With Cineworld, the world’s no.2 cinema operator, staring at a possible bankruptcy as it struggles to cut debt and recover from the pandemic, the spotlight is on the challenges the industry faces as a whole to compete with the popularity of streaming movies at home.
The owner of Regal cinemas in the United States and operator of theatres in nine other countries, said last week a lack of blockbusters was keeping movie-goers away and impacting its cash flows.
Having survived the pandemic, a near-term shortage of big-budget films and the popularity of online streaming are threatening Cineworld’s recovery. AMC Entertainment Holding Inc also flagged a tough third quarter due to a slim film slate.
Cineworld, which had $8.9 billion of net debt at the end of 2021 and had already said it was looking at ways to potentially restructure its balance sheet, said on Monday that one option was a voluntary Chapter 11 bankruptcy filing in the United States.
“Cineworld would expect to maintain its operations in the ordinary course until and following any filing,” said the London-listed company, which operates more than 9 000 screens and employs around 28 000 people.
Its shares plunged to a record low on Friday after the Wall Street Journal first reported the potential move.
The stock was down more than 18% on Monday to 3.3 pence by 1108 GMT. That compares with a peak of more than 310 pence in 2017. Shares in rival AMC dropped 30% in premarket trading.
“Cineworld’s challenges are a warning for the entire sector,” Hargreaves Lansdown analyst Sophie Lund-Yates said.
While Cineworld’s specific issue is the amount of debt it has amassed, the broader change in how cinema audiences want to watch the latest hit is a trend unlikely to reverse or get any easier for cinema chains, Lund-Yates added.
A Chapter 11 filing allows a company to stay in business and restructure its debt.
“But since the company owns so little in the way of tangible assets, much of its debt will be unrecoverable and its equity holders will be wiped out,” said Barry Norris, fund manager at Argonaut Capital.
Cineworld, which did not immediately respond to a request for comment on the hedge fund’s remarks, said it was in talks with many of its major stakeholders, including lenders and legal and financial advisers, and reiterated any deleveraging transaction would lead to very significant dilution of existing equity interests.
Two years ago it abandoned a plan to take over rival Cineplex and is in the midst of a legal dispute with the Canadian company, which has sought C$1.23 billion ($946 million) in damages for walking away from the deal.
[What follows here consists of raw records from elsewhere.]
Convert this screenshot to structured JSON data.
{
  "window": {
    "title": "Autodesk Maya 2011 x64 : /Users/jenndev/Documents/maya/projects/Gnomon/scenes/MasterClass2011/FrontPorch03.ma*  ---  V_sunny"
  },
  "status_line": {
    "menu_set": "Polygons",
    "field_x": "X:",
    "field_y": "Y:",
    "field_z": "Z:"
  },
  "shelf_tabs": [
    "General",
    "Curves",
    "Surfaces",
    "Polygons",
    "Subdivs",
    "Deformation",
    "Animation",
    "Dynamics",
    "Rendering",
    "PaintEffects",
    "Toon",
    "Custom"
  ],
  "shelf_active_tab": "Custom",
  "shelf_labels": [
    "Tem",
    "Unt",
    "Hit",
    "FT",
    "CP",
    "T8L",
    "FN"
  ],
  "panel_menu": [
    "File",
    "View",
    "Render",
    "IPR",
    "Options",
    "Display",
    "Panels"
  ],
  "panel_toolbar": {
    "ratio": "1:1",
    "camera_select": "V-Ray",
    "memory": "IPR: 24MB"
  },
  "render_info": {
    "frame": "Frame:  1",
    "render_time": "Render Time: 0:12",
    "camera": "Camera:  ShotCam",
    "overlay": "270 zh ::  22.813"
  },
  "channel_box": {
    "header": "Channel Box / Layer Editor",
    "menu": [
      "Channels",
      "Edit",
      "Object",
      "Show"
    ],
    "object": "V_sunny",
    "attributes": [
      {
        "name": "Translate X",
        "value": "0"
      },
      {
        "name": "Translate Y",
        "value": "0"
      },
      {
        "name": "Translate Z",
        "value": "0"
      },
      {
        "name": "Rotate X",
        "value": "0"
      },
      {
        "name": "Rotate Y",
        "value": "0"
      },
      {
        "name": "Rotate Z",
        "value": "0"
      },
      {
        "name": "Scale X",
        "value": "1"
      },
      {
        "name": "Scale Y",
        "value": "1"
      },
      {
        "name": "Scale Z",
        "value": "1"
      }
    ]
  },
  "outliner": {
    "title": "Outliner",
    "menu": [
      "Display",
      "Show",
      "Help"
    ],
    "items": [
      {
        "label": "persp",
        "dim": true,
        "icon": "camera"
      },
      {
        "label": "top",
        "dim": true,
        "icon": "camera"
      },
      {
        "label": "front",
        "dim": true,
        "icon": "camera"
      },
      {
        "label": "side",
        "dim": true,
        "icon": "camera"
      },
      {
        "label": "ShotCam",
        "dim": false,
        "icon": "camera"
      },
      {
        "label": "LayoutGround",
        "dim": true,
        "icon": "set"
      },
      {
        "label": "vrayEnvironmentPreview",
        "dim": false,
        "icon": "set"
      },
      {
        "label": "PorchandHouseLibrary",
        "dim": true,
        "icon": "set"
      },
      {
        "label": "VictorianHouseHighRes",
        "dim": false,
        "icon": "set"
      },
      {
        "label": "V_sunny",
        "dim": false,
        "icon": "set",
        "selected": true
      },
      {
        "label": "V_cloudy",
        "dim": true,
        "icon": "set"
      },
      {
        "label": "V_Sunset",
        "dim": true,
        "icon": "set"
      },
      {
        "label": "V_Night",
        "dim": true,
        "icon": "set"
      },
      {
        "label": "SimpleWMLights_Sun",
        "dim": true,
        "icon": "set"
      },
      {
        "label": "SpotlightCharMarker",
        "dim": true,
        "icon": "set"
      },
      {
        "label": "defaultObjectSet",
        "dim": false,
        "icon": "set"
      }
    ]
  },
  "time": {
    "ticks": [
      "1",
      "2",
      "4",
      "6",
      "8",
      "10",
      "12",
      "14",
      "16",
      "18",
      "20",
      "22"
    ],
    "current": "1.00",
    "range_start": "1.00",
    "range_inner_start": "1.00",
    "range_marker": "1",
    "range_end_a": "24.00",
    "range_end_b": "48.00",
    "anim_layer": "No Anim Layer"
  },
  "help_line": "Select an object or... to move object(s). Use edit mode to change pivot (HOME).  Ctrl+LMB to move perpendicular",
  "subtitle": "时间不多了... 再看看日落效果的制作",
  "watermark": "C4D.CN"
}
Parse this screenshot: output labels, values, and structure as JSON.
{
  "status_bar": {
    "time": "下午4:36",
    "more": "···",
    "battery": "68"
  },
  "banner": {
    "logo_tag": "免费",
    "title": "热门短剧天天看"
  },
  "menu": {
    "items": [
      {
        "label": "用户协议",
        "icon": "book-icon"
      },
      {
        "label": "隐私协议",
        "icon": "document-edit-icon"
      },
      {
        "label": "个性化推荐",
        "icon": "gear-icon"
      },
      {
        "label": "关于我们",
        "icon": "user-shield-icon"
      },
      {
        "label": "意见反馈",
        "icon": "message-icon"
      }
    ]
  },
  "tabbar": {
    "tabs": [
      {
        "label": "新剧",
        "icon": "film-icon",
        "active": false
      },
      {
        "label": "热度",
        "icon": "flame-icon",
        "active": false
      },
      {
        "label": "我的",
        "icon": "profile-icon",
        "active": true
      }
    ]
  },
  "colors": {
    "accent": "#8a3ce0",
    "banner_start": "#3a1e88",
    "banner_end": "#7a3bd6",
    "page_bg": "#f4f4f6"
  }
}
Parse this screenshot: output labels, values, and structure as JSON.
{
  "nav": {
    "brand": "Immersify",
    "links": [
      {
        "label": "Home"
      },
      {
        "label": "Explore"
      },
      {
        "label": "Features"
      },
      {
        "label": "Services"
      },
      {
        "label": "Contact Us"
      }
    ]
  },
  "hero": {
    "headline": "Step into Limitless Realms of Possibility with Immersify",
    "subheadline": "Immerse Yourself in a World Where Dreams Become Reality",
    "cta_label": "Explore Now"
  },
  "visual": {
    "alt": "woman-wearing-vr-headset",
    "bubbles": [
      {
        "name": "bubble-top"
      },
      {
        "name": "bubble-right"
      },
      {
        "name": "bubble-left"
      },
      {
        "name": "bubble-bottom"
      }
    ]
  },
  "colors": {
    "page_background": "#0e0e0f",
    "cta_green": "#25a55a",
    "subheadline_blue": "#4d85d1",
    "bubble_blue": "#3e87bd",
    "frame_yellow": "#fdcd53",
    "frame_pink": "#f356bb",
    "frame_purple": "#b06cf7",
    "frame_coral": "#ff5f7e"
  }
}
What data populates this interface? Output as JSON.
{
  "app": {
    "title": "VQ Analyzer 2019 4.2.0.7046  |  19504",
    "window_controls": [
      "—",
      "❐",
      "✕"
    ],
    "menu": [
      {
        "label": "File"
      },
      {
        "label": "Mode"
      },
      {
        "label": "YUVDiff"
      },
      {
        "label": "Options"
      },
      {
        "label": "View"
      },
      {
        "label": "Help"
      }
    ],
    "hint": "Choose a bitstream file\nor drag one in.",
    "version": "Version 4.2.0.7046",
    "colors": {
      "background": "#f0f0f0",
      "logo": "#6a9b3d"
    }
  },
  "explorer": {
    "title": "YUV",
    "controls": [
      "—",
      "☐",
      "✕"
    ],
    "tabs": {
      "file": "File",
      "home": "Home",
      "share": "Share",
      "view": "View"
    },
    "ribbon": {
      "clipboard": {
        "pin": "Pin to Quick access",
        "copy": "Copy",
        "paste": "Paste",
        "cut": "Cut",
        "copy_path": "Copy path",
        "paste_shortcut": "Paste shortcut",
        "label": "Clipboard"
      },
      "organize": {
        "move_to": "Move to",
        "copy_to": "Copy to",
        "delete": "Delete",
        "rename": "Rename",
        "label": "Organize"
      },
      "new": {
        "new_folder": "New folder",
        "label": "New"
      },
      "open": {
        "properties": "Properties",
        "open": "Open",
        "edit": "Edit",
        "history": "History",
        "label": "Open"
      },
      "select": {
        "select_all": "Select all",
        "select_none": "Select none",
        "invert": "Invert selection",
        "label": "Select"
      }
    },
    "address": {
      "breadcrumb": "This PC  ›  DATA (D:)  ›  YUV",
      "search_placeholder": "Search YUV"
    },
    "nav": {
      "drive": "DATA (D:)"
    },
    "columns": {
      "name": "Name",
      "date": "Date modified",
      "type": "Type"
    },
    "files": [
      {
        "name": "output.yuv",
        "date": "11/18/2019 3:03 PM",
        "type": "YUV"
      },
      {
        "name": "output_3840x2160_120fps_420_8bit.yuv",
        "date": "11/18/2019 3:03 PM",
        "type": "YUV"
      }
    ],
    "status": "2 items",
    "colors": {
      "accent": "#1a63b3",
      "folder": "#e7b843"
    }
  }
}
Over the years, Cineworld has expanded globally through acquisitions, including its $3.6 billion purchase of Regal Entertainment in 2017.
The company has payment obligations to disgruntled former shareholders of Regal, further straining its finances.
Excluding lease liabilities, Cineworld’s net debt stood at $4.84 billion at December, and cash of $354 million.